    Know the symptom of CO poisoning. Because CO is odorless, colorless, and otherwise undetectable to the human senses, people may not know that they are being exposed. The initial symptoms of low to moderate CO poisoning are similar to the flu (but without the fever). They include:
    • Headache
    • Fatigue
    • Shortness of breath
    • Nausea
    • Dizziness
    High level CO poisoning results in progressively more severe symptoms, including:
    • Mental confusion
    • Vomiting
    • Loss of muscular coordination
    • Loss of consciousness
    • Ultimately death
    Symptom severity is related to both the CO level and the duration of exposure. For slowly developing residential CO problems, occupants and/or physicians can mistake mild to moderate CO poisoning symptoms for the flu, which sometimes results in tragic deaths. For rapidly developing, high level CO exposures (e.g., associated with use of generators in residential spaces), victims can rapidly become mentally confused, and can lose muscle control without having first experienced milder symptoms; they will likely die if not rescued.

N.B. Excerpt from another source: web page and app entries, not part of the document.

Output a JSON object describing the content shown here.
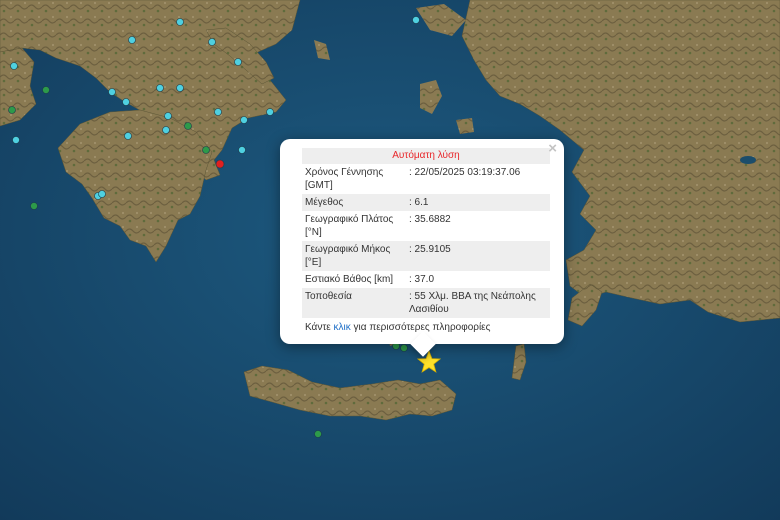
{
  "popup": {
    "title": "Αυτόματη λύση",
    "close_label": "×",
    "rows": [
      {
        "key": "Χρόνος Γέννησης [GMT]",
        "value": ": 22/05/2025 03:19:37.06"
      },
      {
        "key": "Μέγεθος",
        "value": ": 6.1"
      },
      {
        "key": "Γεωγραφικό Πλάτος [°N]",
        "value": ": 35.6882"
      },
      {
        "key": "Γεωγραφικό Μήκος [°E]",
        "value": ": 25.9105"
      },
      {
        "key": "Εστιακό Βάθος [km]",
        "value": ": 37.0"
      },
      {
        "key": "Τοποθεσία",
        "value": ": 55 Χλμ. ΒΒΑ της Νεάπολης Λασιθίου"
      }
    ],
    "footer_prefix": "Κάντε",
    "footer_link": "κλικ",
    "footer_suffix": "για περισσότερες πληροφορίες"
  },
  "colors": {
    "sea": "#174a6e",
    "land": "#8a7a52",
    "land_dark": "#6f6440",
    "marker_cyan": "#4fd0e0",
    "marker_green": "#2d9a4a",
    "marker_red": "#e02020",
    "epicenter_star": "#ffe12a"
  },
  "map_markers": [
    {
      "name": "event-marker",
      "color": "cyan"
    },
    {
      "name": "event-marker",
      "color": "green"
    },
    {
      "name": "event-marker",
      "color": "red"
    }
  ]
}
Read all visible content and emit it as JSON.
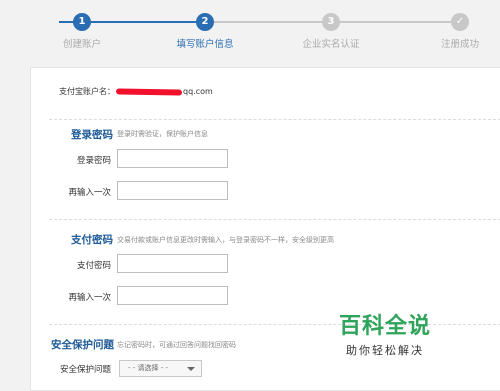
{
  "steps": [
    {
      "num": "1",
      "label": "创建账户"
    },
    {
      "num": "2",
      "label": "填写账户信息"
    },
    {
      "num": "3",
      "label": "企业实名认证"
    },
    {
      "num": "✓",
      "label": "注册成功"
    }
  ],
  "colors": {
    "active": "#2b6db2",
    "inactive": "#c8c8c8",
    "redaction": "#f1112c",
    "watermark": "#2ea35a"
  },
  "account": {
    "label": "支付宝账户名：",
    "value_suffix": "qq.com"
  },
  "login_password": {
    "title": "登录密码",
    "description": "登录时需验证，保护账户信息",
    "fields": [
      {
        "label": "登录密码",
        "value": ""
      },
      {
        "label": "再输入一次",
        "value": ""
      }
    ]
  },
  "payment_password": {
    "title": "支付密码",
    "description": "交易付款或账户信息更改时需输入，与登录密码不一样，安全级别更高",
    "fields": [
      {
        "label": "支付密码",
        "value": ""
      },
      {
        "label": "再输入一次",
        "value": ""
      }
    ]
  },
  "security_question": {
    "title": "安全保护问题",
    "description": "忘记密码时，可通过回答问题找回密码",
    "field_label": "安全保护问题",
    "select_value": "- - 请选择 - -"
  },
  "watermark": {
    "title": "百科全说",
    "subtitle": "助你轻松解决"
  }
}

    Source:  www.cpsc.gov

    More CO safety tips. (CO Safety PDF – English / Spanish)
     
  • Electrical Hazards
    Electricity has become such a necessary part of our lives that we tend to take it for granted, but using it safely is vitally important. Thousands of people in the United States are critically injured and electrocuted as a result of electrical fires and accidents in their own homes each year.  Many home electrical fires can be prevented simply by understanding basic electrical safety principles and following safe practices.
    • Never use extension cords as permanent wiring.  Extension cords are designed and manufactured for temporary use only and should be disconnected after each use.
    • Consider having additional circuits or outlets added by a qualified electrician so you do not have to use extension cords.
    • Avoid running extension cords across doorways or under carpets.
    • Replace or repair damaged or loose electrical cords.
    • Only plug one heat-producing appliance (such as a coffee maker, toaster, space heater, blow dryer, curling iron, etc.) into a receptacle outlet at a time.
    • Major appliances (refrigerators, dryers, washers, stoves, air conditioners, etc.) should be plugged directly into a wall outlet.  Extension cords and plug strips should not be used.
    • If outlets or switches feel warm, frequent problems with blowing fuses or tripping circuits, or flickering or dimming lights, call a qualified electrician.
    More electrical safety tips. (Electrical Safety PDF – English / Spanish)